> PROMPT
Each record must be returned exactly, apart from the pictures, which stay out.

> RECORD SET
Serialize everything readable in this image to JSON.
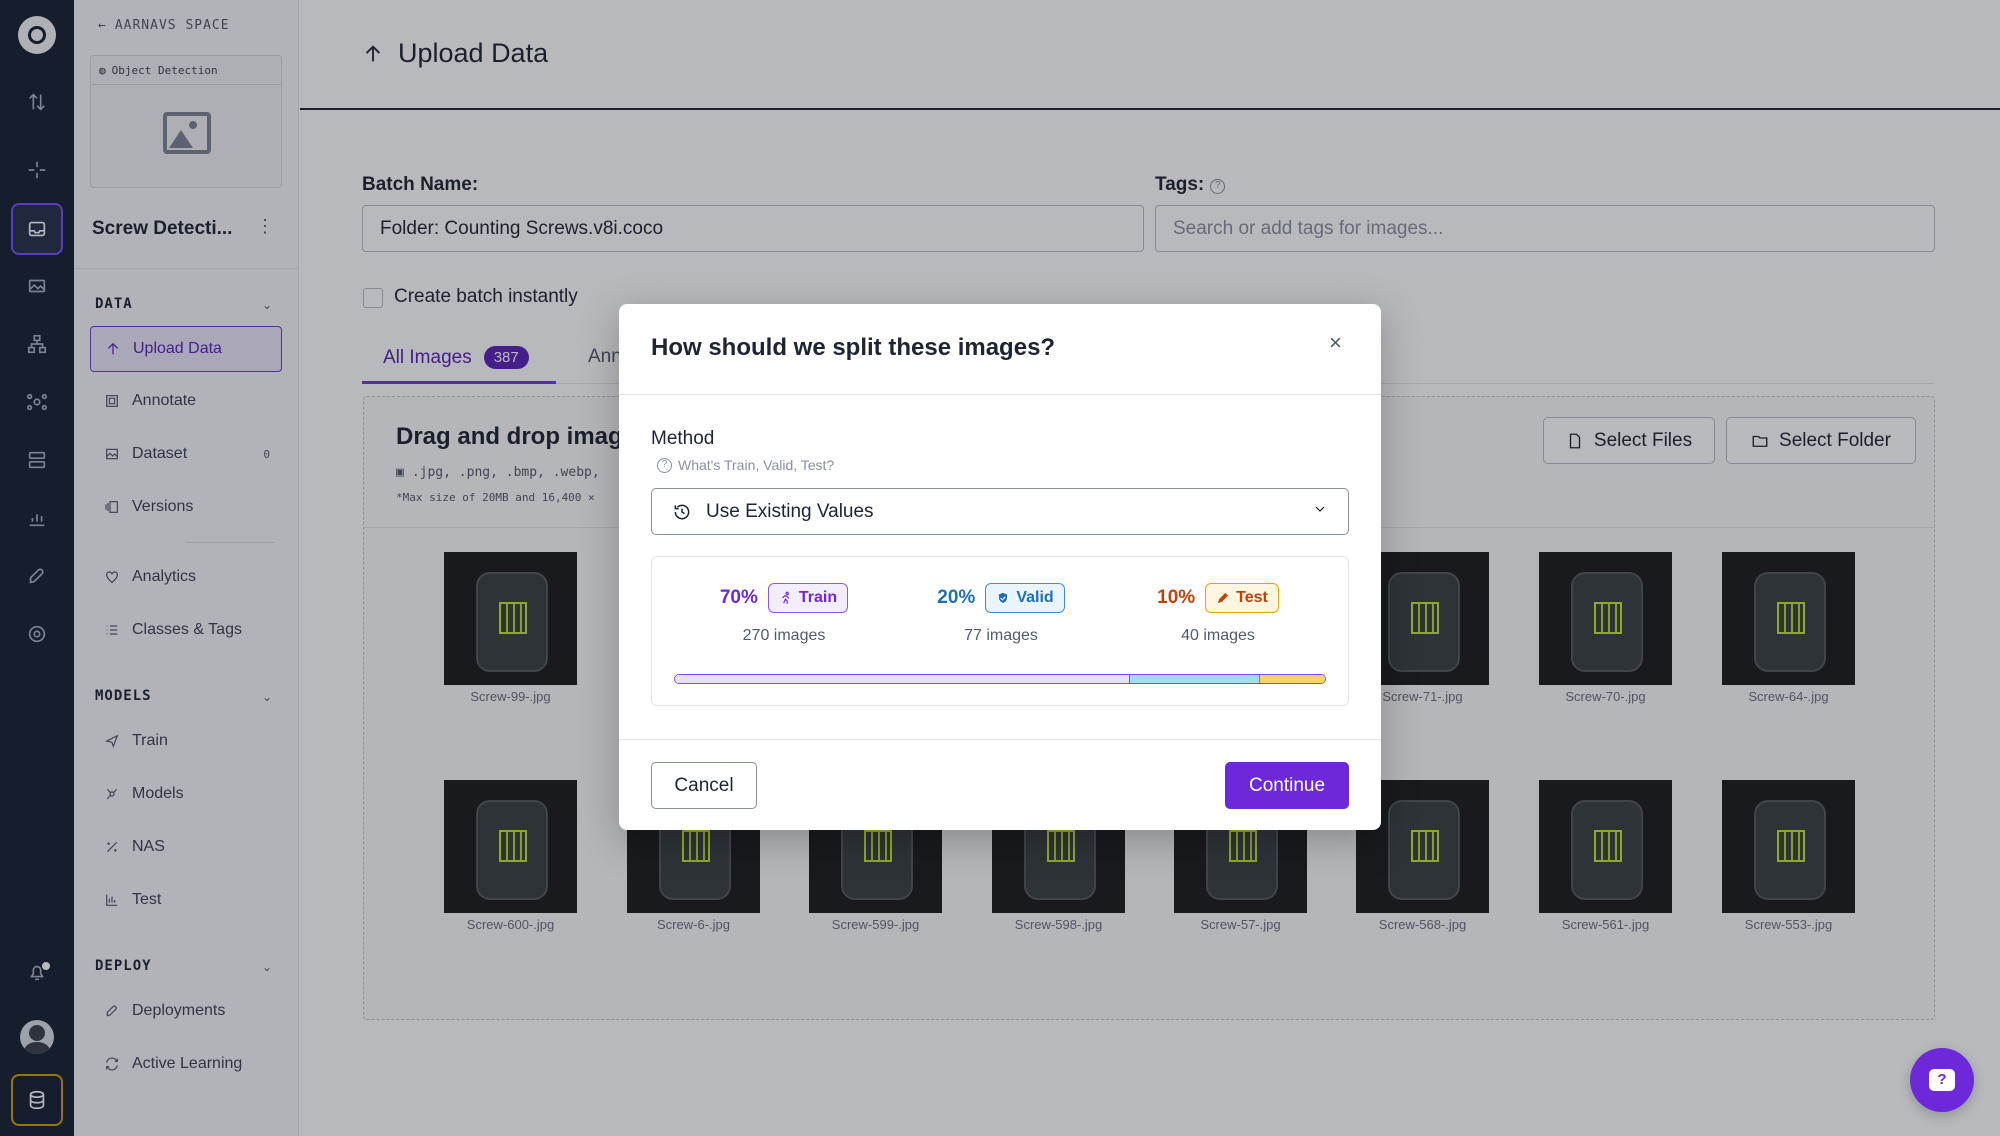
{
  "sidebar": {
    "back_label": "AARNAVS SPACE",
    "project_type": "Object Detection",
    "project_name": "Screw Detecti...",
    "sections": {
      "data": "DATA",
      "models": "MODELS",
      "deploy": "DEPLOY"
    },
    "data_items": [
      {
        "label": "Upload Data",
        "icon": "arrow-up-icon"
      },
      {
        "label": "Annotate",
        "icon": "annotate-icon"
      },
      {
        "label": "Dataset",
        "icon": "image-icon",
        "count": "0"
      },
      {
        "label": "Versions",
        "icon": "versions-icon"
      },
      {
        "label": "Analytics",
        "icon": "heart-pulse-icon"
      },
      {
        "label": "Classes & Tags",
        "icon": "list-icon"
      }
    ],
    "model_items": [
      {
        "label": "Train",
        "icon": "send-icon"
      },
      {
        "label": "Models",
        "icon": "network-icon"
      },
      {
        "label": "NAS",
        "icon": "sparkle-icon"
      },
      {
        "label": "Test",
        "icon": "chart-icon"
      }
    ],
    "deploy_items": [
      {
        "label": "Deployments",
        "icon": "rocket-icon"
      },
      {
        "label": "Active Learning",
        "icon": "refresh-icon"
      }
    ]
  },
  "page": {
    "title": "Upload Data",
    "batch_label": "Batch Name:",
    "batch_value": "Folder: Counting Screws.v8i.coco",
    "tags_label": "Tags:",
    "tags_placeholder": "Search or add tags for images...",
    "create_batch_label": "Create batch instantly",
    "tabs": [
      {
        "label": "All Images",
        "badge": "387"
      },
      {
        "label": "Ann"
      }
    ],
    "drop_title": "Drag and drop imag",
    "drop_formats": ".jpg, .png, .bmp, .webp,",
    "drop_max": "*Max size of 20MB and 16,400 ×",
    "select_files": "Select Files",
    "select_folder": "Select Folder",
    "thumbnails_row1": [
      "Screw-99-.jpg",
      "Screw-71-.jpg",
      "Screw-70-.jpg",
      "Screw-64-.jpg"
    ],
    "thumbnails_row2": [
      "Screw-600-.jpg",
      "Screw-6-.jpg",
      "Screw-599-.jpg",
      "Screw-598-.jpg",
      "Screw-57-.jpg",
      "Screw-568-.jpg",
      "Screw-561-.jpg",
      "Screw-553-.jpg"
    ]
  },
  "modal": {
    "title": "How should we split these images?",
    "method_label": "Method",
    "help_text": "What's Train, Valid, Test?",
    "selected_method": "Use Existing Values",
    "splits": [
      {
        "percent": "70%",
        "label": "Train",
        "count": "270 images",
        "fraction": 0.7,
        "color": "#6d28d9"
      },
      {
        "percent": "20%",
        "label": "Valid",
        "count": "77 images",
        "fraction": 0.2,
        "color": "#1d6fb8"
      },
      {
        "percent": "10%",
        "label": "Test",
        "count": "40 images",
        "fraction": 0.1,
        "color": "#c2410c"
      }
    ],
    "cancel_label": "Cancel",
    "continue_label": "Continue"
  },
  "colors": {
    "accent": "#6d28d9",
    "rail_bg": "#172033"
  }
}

> RESPONSE AREA
Serialize everything readable in this image to JSON.
{
  "sidebar": {
    "back_label": "AARNAVS SPACE",
    "project_type": "Object Detection",
    "project_name": "Screw Detecti...",
    "sections": {
      "data": "DATA",
      "models": "MODELS",
      "deploy": "DEPLOY"
    },
    "data_items": [
      {
        "label": "Upload Data",
        "icon": "arrow-up-icon"
      },
      {
        "label": "Annotate",
        "icon": "annotate-icon"
      },
      {
        "label": "Dataset",
        "icon": "image-icon",
        "count": "0"
      },
      {
        "label": "Versions",
        "icon": "versions-icon"
      },
      {
        "label": "Analytics",
        "icon": "heart-pulse-icon"
      },
      {
        "label": "Classes & Tags",
        "icon": "list-icon"
      }
    ],
    "model_items": [
      {
        "label": "Train",
        "icon": "send-icon"
      },
      {
        "label": "Models",
        "icon": "network-icon"
      },
      {
        "label": "NAS",
        "icon": "sparkle-icon"
      },
      {
        "label": "Test",
        "icon": "chart-icon"
      }
    ],
    "deploy_items": [
      {
        "label": "Deployments",
        "icon": "rocket-icon"
      },
      {
        "label": "Active Learning",
        "icon": "refresh-icon"
      }
    ]
  },
  "page": {
    "title": "Upload Data",
    "batch_label": "Batch Name:",
    "batch_value": "Folder: Counting Screws.v8i.coco",
    "tags_label": "Tags:",
    "tags_placeholder": "Search or add tags for images...",
    "create_batch_label": "Create batch instantly",
    "tabs": [
      {
        "label": "All Images",
        "badge": "387"
      },
      {
        "label": "Ann"
      }
    ],
    "drop_title": "Drag and drop imag",
    "drop_formats": ".jpg, .png, .bmp, .webp,",
    "drop_max": "*Max size of 20MB and 16,400 ×",
    "select_files": "Select Files",
    "select_folder": "Select Folder",
    "thumbnails_row1": [
      "Screw-99-.jpg",
      "Screw-71-.jpg",
      "Screw-70-.jpg",
      "Screw-64-.jpg"
    ],
    "thumbnails_row2": [
      "Screw-600-.jpg",
      "Screw-6-.jpg",
      "Screw-599-.jpg",
      "Screw-598-.jpg",
      "Screw-57-.jpg",
      "Screw-568-.jpg",
      "Screw-561-.jpg",
      "Screw-553-.jpg"
    ]
  },
  "modal": {
    "title": "How should we split these images?",
    "method_label": "Method",
    "help_text": "What's Train, Valid, Test?",
    "selected_method": "Use Existing Values",
    "splits": [
      {
        "percent": "70%",
        "label": "Train",
        "count": "270 images",
        "fraction": 0.7,
        "color": "#6d28d9"
      },
      {
        "percent": "20%",
        "label": "Valid",
        "count": "77 images",
        "fraction": 0.2,
        "color": "#1d6fb8"
      },
      {
        "percent": "10%",
        "label": "Test",
        "count": "40 images",
        "fraction": 0.1,
        "color": "#c2410c"
      }
    ],
    "cancel_label": "Cancel",
    "continue_label": "Continue"
  },
  "colors": {
    "accent": "#6d28d9",
    "rail_bg": "#172033"
  }
}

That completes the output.